Monthly Archives: January 2010

Doing the Little Things Brilliantly

Robert Hill Smith

Robert Hill Smith accepts Wine Enthusiast’s New World Winery of the Year Award. The magazine announced the award a few months ago, and the dinner was held Monday night. Robert says we’ll never stop “doing the little things brilliantly”. I guess we better pick up our game on these blog posts! Tony B

Here Come the Grapes (and Men in Lycra)

Never too much Lycra

Never too much Lycra!

9.12am Yalumba Clocktower, Angaston, Barossa Valley, South Australia
Back at work folks, and a beaut cold morning. I had to chisel myself out of bed. Great sleeping weather considering last week’s nasty ugly 5 day 40 degree heatwave. And today is officially my “you can never have too much Lycra on super fit male bodies” day! It’s the first leg of the Tour Down Under, cycling’s premier event in Australia,  and it’s from one great wine region to another – Clare (Clare Valley) to Tanunda (Barossa Valley), via our town Angaston.

This morning when I dropped in early to Blond Coffee for a special treat – they do a great mocha – the boys were already out and about putting up all the flags and banners on the sweeping bend halfway down the main street. I’ll have to slip out at some stage for a glimpse of the great Lance Armstrong as he zips by, and the organisers could not have ordered a more spectactular day for it.

The vintage for our Oxford Landing vineyard (from Waikerie in the Riverland) started yesterday with Sauvignon Blanc, traditionally the first variety to ripen. We’ll be watching these first ferments closely as they finish up, because the level of fruit expression is usually a good indication for how good the vintage will be. (A bit like how Pewsey Vale Riesling comes up as an indicator for the Eden Valley vintage) So Freddy and the OL folks are flat out picking, and Matt Pick and his crew are away and crushing on the 2010 vintage as we speak.

Early prediction from Louisa Rose: “At this stage it looks like the vintage will produce some excellent wines. The good spring rains have resulted in healthy vines, and the fruit is looking clean and flavourful. The heat we have had so far has been too early to damage the fruit quality.”

Mind you, we’re always in the lap of the gods until the fruit is safely through the crusher, and Lou’s last comment is right on the money – “The first Barossa grapes are still a couple of weeks away, but ripening quickly. Keep your fingers crossed for us now – we would like mild to warm and dry weather, the occasional light shower of rain to refresh the spirits, and a few extra hours in the day.”

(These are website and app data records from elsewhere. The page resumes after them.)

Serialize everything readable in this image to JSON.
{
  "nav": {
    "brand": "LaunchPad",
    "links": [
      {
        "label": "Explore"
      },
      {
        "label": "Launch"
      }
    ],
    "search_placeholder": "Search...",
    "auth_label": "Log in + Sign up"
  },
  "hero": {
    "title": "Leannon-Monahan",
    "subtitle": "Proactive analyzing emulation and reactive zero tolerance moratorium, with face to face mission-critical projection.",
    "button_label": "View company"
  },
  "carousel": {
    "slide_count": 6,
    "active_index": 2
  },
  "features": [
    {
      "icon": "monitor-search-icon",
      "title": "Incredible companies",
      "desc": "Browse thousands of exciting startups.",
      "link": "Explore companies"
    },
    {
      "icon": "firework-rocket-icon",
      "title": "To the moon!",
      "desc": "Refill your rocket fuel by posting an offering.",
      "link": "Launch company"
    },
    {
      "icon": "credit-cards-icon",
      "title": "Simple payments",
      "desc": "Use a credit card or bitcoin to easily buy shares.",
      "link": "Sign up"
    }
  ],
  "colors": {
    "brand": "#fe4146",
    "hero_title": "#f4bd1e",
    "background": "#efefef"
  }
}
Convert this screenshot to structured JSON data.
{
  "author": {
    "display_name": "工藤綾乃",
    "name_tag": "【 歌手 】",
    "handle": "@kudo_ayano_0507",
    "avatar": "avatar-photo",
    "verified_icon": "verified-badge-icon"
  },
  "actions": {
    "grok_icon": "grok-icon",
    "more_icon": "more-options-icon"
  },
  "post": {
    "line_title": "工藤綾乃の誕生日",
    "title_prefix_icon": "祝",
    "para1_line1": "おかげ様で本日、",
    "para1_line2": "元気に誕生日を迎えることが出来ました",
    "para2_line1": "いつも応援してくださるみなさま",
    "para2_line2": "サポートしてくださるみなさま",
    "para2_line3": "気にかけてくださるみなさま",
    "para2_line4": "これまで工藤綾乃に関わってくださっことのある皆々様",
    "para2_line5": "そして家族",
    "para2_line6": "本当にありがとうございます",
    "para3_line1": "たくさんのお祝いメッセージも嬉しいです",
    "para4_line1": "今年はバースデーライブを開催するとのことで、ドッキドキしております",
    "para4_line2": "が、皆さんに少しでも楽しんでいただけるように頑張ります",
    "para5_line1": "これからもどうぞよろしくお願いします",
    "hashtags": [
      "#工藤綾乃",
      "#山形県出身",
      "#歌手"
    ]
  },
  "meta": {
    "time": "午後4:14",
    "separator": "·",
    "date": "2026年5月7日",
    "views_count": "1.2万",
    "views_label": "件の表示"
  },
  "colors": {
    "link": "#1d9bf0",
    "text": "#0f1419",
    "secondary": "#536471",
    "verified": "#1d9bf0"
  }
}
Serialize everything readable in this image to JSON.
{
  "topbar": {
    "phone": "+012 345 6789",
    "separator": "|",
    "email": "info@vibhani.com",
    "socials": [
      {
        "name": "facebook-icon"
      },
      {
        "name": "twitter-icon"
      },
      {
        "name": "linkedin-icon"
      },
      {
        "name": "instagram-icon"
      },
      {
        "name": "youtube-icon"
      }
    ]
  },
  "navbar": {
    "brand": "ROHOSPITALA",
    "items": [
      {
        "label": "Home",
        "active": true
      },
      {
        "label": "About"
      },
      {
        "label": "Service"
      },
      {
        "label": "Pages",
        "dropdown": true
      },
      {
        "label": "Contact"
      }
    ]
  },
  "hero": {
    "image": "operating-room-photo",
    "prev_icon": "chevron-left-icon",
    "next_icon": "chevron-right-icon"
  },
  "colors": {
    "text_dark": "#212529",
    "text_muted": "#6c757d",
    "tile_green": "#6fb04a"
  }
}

I’ll be out and about over the next week with the winemakers to see how the Barossa and Eden Valley vineyards are coming on, and will keep you up to date.

Hot Weather, Cool Vineyards

Tony B here. I was chatting with some of our vineyard guys about our recent heat spike and what it did to our vines. Not much, apparently. Here’s how one of them explained it.

The recent heat spike that occurred last week, when temperatures over a four-day period moved above 37 degrees C, was not unexpected for this time of year. Heat waves like this don’t present any major challenges to growers, providing that the vines’ moisture levels are adequate to carry them through.

(Did you know that vines work to their maximum photosynthetic capacity at 32 degrees C . At temperatures below or above this, the photosynthetic capacity reduces. I learn something new every day.)

Basically, heat that occurs pre-veraison (before the berries start to turn colour) does no harm, and our recent spike occurred during this pre-ripening period.

So we’re all happy campers here in the Barossa, and we had that cool change come through, bringing down temps and bringing down some rain with it.

Back in the Barossa

Tony B again. What a great day to be back in the Barossa. Bright blue skies, warm, relaxed. Most of the folks on the streets are tourists, and we love ’em. Here at the winery we are slowly getting back to work. If you’re from the northern hemisphere, you have to understand that the holidays don’t end on New Year’s Day. It’s the height of summer here, and school holidays too, so it is prime vacation time. Beach, the Murray River, or just staying at home. It doesn’t matter. The sun is bright and the cricket is on the radio. Although, speaking of sun, it would be nice if the airline finally delivers my baggage — with my sunglasses in them. I’m getting tired of squinting when I drive. (And, no, I can’t buy another pair; they are prescription sunnies.)